- Listed records -
▼▼▼
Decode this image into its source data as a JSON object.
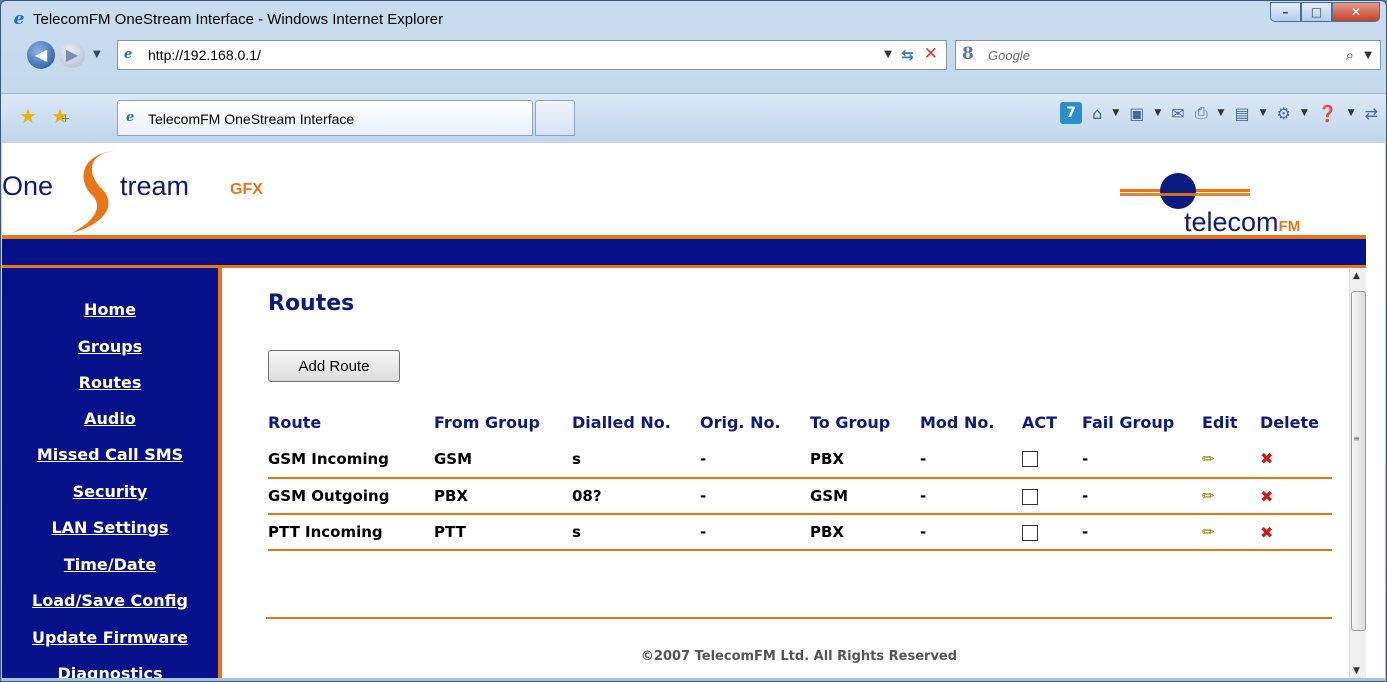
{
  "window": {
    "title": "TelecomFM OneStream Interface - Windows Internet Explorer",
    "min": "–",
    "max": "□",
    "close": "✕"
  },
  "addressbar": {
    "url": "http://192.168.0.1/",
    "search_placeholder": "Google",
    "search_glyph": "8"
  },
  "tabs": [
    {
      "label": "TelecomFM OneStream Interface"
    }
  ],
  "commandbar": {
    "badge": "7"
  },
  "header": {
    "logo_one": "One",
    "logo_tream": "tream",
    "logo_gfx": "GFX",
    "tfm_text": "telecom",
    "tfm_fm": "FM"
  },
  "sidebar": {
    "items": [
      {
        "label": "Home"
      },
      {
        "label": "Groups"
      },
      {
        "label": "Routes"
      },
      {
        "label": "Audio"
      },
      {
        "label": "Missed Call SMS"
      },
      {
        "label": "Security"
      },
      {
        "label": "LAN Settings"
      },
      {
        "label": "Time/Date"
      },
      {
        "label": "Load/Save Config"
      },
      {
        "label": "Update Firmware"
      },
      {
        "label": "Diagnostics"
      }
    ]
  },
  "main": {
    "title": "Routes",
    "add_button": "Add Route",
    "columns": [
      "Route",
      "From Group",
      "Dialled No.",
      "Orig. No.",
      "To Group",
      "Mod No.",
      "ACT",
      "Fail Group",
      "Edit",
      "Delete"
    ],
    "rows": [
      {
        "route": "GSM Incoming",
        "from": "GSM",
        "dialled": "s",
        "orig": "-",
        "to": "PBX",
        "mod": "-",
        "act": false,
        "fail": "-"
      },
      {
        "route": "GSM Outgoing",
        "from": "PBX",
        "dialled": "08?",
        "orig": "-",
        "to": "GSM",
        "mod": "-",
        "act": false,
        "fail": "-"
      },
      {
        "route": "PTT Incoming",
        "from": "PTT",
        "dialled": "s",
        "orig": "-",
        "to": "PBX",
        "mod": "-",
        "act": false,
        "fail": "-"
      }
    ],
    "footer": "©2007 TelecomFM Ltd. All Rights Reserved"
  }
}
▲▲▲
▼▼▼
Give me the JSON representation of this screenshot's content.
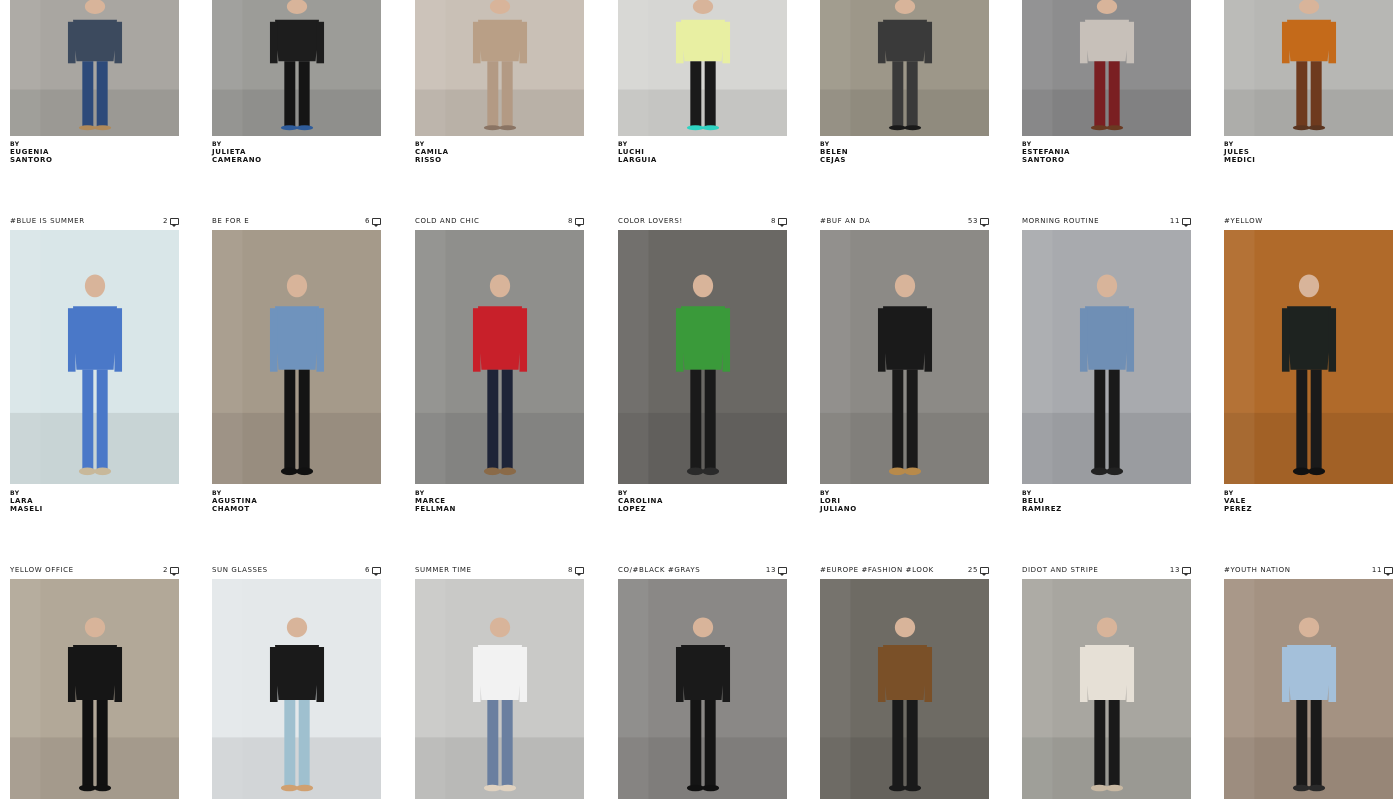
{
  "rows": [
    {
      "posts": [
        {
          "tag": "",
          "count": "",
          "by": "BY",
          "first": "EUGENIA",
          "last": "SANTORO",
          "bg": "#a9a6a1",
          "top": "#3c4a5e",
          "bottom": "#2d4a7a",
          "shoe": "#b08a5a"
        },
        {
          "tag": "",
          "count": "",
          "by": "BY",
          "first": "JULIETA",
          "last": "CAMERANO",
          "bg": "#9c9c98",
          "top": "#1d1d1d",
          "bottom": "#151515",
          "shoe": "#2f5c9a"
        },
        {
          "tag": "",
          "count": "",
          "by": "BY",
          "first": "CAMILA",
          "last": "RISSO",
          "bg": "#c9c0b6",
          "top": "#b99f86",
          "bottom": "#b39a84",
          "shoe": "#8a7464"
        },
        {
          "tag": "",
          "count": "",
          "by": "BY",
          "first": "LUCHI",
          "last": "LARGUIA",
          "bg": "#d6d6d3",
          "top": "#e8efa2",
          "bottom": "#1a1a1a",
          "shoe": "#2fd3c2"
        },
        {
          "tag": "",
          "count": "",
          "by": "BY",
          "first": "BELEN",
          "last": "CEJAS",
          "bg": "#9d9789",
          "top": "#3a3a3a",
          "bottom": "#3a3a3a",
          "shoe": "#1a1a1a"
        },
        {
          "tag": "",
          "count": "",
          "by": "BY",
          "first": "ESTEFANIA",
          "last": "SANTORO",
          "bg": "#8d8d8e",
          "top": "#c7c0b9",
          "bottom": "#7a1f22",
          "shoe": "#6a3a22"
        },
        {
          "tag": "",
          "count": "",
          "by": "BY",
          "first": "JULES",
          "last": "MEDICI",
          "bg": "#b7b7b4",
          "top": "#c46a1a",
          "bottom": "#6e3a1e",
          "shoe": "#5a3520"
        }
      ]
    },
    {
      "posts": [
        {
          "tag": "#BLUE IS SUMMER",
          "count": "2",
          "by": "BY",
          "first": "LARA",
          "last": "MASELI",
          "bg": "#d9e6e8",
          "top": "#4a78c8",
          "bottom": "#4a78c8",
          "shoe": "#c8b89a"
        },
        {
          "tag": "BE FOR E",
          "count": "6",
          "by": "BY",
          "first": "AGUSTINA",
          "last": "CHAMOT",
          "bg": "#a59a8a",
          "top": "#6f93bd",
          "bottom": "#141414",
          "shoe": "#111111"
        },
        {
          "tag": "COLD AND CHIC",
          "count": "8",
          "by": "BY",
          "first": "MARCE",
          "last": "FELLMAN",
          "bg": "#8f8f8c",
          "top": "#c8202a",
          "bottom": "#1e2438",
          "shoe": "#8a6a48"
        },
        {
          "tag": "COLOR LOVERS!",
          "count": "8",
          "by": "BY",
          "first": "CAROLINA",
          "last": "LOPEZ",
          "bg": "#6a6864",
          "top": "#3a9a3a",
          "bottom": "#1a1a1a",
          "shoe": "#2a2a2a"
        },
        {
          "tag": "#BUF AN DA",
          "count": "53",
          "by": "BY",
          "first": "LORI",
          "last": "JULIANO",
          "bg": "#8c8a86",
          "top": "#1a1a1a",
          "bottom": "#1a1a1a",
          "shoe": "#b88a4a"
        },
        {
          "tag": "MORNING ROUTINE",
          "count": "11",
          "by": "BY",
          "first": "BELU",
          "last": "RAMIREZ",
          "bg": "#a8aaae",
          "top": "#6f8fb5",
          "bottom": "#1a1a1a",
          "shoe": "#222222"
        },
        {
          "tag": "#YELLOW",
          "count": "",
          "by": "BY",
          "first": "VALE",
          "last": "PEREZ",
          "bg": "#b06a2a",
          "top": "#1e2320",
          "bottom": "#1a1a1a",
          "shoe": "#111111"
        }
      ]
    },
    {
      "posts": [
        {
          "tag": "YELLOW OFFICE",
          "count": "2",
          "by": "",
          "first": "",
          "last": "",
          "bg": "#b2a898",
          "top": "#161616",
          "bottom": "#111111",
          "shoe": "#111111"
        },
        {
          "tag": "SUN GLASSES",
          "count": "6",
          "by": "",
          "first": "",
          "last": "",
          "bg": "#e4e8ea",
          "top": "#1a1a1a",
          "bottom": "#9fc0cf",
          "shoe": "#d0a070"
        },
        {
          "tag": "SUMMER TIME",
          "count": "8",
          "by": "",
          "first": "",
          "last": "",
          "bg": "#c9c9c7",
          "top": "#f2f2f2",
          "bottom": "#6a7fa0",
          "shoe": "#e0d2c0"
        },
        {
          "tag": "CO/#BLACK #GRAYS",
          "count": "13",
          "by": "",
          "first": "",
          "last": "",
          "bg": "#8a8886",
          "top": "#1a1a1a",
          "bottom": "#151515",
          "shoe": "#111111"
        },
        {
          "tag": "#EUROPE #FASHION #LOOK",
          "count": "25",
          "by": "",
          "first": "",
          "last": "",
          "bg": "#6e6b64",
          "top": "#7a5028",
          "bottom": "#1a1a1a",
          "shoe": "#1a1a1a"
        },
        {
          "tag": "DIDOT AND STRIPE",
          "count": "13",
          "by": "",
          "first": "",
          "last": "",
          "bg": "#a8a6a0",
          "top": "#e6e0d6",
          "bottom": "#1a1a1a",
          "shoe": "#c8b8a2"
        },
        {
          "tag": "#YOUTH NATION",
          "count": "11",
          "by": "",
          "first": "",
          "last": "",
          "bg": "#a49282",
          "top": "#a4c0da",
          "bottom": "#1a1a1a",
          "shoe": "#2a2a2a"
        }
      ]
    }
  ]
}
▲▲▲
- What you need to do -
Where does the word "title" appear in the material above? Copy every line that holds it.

- Answer to this exercise -
    "title": "TelecomFM OneStream Interface - Windows Internet Explorer",
    "title": "Routes",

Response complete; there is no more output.